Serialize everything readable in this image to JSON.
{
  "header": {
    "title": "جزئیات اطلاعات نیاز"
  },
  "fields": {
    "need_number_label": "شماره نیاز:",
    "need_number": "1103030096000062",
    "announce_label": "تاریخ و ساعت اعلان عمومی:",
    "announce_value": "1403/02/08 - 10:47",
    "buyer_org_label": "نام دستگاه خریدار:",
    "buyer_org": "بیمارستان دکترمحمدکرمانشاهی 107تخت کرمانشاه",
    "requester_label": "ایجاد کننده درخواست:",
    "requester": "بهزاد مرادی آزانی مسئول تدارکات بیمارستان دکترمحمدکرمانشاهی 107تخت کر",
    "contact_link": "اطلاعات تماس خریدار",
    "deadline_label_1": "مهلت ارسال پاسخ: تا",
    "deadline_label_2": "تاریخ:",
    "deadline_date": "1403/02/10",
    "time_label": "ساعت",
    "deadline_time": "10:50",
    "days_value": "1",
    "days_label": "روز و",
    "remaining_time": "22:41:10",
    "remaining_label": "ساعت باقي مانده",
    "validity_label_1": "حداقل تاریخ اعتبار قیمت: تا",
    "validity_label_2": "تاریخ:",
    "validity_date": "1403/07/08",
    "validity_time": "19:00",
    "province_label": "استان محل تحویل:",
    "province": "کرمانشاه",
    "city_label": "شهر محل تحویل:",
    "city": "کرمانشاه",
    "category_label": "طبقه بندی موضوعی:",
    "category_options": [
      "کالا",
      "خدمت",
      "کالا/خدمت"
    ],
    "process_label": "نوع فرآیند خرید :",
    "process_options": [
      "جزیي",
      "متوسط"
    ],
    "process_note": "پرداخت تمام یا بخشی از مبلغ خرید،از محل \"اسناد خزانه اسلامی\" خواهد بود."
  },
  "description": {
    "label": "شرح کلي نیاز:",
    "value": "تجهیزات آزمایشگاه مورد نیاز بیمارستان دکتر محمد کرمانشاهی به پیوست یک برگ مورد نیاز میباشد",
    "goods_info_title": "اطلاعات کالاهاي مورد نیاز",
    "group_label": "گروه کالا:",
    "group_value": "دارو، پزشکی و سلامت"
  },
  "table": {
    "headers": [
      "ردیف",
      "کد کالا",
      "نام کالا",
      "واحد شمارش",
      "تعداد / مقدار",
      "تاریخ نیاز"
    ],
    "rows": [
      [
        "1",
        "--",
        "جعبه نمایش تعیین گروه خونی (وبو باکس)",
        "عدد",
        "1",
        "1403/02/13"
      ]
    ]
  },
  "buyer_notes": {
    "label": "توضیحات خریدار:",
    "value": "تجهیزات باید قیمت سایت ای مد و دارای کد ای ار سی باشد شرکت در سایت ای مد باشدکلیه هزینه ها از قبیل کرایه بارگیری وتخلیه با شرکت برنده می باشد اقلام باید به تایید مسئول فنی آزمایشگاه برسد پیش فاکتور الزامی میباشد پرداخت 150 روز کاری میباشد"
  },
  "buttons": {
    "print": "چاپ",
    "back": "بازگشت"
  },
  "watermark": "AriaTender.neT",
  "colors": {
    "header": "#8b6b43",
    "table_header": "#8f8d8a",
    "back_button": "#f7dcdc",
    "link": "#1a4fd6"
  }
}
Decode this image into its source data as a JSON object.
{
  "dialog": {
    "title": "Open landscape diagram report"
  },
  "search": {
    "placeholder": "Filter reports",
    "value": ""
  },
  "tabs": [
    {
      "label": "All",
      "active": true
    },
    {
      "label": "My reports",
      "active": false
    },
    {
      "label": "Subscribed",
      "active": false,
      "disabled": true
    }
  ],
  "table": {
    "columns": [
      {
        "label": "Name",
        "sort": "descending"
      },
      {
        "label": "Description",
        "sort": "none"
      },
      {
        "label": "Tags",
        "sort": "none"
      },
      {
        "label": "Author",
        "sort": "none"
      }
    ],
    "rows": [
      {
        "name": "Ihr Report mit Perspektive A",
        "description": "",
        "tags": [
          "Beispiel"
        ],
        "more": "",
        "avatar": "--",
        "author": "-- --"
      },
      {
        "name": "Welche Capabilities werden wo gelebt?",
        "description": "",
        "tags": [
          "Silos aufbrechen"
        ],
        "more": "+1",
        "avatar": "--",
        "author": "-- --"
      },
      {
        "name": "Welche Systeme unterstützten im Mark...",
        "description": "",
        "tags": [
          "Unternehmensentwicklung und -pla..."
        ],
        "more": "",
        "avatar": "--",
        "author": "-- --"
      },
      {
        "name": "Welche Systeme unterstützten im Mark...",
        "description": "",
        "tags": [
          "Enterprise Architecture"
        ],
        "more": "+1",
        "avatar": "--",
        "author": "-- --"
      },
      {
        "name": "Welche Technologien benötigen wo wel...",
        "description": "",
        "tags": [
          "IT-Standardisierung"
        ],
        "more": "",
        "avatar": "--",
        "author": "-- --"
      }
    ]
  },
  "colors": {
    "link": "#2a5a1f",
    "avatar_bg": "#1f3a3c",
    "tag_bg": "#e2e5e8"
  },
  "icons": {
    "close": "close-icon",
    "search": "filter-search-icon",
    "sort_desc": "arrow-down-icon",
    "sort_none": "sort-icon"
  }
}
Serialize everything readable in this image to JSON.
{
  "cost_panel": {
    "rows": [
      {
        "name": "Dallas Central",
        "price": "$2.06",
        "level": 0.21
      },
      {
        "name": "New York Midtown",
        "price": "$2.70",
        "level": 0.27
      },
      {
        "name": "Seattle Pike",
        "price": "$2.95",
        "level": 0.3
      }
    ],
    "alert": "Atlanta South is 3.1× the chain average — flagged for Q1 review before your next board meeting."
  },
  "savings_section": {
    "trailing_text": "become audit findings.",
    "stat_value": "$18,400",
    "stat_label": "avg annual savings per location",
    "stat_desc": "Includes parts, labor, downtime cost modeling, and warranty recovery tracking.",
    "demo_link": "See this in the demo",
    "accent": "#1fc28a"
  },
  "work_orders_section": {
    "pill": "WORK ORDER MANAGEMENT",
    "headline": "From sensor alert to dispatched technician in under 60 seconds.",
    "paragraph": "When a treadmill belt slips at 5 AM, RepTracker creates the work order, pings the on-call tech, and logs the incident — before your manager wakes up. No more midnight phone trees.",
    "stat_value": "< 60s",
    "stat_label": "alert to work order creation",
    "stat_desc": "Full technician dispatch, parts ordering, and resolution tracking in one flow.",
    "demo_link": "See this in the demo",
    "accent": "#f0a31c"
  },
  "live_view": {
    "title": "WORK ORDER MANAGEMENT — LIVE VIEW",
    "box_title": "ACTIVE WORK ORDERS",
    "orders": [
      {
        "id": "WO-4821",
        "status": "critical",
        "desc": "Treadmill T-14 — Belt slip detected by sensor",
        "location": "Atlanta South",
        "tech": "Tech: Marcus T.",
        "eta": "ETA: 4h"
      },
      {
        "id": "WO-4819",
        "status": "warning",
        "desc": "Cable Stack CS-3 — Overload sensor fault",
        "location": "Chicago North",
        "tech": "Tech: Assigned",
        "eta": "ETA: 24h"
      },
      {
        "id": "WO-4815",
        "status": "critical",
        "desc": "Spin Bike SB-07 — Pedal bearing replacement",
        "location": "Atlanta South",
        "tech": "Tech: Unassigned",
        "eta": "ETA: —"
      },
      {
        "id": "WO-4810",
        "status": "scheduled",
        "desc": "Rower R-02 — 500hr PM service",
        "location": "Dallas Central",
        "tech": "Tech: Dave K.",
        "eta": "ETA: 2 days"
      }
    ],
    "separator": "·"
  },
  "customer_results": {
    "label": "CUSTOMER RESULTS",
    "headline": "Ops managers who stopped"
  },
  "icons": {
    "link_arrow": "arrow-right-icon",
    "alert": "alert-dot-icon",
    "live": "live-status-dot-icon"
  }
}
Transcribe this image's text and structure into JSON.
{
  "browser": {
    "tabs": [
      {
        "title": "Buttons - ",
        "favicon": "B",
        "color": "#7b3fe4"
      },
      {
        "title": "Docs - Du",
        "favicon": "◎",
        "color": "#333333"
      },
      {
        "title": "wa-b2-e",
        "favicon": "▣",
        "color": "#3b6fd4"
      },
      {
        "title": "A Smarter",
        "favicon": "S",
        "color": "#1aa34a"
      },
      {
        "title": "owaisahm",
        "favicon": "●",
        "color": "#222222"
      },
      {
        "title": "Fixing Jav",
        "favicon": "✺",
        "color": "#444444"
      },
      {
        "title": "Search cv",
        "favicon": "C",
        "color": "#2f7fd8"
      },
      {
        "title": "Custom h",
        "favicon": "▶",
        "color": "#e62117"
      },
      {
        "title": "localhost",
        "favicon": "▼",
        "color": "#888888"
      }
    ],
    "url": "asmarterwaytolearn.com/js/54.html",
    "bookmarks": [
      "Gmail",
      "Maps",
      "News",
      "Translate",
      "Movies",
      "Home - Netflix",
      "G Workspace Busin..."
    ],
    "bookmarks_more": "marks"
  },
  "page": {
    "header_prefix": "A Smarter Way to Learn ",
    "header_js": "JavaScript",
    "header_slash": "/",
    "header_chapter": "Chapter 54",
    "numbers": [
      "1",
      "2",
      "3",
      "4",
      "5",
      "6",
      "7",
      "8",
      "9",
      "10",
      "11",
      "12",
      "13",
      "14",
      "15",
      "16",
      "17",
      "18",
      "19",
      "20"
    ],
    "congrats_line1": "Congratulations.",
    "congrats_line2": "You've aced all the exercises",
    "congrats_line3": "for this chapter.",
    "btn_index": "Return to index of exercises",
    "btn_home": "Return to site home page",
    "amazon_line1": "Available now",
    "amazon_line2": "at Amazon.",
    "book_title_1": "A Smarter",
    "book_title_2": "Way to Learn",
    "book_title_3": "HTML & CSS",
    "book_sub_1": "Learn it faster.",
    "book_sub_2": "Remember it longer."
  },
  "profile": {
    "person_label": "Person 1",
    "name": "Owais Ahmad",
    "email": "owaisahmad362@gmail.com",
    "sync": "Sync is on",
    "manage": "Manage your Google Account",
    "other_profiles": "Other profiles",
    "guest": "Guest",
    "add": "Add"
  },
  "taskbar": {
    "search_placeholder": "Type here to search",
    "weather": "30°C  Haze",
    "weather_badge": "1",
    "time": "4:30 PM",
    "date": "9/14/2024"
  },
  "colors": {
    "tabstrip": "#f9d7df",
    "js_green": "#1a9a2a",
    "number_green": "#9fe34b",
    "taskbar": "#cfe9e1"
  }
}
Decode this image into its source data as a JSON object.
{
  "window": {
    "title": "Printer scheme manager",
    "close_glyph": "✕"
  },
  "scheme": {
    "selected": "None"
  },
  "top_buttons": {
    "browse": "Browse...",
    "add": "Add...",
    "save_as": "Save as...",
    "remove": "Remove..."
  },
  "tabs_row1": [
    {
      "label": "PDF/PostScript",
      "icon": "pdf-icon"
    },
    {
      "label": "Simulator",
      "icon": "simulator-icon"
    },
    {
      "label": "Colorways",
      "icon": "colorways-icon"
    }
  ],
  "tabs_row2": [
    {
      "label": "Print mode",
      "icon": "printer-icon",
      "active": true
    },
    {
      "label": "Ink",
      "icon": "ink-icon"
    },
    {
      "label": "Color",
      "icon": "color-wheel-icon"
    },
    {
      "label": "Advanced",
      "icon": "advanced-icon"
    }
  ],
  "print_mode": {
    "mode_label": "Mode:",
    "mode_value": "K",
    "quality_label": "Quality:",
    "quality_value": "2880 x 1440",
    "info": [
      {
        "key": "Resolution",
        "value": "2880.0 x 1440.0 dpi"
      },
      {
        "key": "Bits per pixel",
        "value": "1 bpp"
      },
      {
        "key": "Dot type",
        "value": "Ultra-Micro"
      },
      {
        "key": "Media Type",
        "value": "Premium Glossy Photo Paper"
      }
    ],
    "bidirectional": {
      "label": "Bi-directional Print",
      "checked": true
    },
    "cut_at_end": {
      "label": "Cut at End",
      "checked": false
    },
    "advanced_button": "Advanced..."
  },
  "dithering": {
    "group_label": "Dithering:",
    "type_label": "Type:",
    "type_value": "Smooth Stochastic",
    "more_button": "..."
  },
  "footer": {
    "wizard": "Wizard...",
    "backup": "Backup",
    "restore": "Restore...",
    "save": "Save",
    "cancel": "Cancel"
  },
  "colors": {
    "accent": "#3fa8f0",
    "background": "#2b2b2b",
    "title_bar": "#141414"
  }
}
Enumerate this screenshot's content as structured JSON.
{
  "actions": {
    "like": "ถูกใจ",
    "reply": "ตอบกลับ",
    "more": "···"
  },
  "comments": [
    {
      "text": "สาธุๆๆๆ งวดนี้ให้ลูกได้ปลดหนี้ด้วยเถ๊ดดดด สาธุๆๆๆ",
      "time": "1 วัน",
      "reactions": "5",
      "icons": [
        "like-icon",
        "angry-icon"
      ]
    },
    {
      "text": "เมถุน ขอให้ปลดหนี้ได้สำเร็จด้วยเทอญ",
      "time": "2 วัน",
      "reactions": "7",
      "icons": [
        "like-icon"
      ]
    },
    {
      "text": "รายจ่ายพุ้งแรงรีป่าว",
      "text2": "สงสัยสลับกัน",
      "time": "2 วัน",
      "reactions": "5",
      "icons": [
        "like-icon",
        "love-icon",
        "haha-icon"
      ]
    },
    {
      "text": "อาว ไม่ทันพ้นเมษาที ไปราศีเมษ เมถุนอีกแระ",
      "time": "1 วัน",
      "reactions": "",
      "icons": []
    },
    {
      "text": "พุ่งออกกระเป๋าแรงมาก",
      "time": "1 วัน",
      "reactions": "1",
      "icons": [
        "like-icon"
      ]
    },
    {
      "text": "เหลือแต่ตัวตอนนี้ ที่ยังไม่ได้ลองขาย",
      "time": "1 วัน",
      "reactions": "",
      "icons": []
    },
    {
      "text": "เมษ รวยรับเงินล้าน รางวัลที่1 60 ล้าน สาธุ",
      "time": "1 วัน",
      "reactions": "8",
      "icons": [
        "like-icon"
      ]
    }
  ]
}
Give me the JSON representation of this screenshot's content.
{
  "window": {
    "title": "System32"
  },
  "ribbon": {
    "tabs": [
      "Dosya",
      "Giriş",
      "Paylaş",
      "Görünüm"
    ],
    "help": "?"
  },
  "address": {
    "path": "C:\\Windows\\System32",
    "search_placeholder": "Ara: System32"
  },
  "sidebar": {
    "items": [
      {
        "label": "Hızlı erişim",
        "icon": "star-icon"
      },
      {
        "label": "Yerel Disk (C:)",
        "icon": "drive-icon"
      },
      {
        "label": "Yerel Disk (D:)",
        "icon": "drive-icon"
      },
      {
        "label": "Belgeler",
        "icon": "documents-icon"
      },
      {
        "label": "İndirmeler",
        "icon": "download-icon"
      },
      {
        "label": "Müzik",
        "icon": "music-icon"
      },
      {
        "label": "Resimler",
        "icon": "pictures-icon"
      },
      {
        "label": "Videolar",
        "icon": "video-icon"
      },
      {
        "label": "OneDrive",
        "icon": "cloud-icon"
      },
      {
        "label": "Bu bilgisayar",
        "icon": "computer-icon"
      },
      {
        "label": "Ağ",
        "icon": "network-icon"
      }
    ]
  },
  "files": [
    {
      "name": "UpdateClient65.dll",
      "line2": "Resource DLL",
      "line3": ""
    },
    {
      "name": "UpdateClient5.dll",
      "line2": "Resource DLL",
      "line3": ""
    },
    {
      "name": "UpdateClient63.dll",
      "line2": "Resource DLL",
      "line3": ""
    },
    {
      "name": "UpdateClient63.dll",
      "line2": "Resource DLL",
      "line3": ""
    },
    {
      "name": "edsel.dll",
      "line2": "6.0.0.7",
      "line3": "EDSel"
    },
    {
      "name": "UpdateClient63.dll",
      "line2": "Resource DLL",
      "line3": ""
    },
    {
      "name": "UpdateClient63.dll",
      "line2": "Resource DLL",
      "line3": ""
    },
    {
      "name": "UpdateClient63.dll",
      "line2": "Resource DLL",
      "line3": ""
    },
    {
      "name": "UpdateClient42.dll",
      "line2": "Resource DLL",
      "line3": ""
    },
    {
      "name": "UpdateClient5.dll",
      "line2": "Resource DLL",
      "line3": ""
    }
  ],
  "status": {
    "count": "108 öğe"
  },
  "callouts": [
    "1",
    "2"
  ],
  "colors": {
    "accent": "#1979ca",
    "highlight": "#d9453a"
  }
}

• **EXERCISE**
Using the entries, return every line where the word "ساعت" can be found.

• **ANSWER TO THIS PROBLEM**
    "announce_label": "تاریخ و ساعت اعلان عمومی:",
    "time_label": "ساعت",
    "remaining_label": "ساعت باقي مانده",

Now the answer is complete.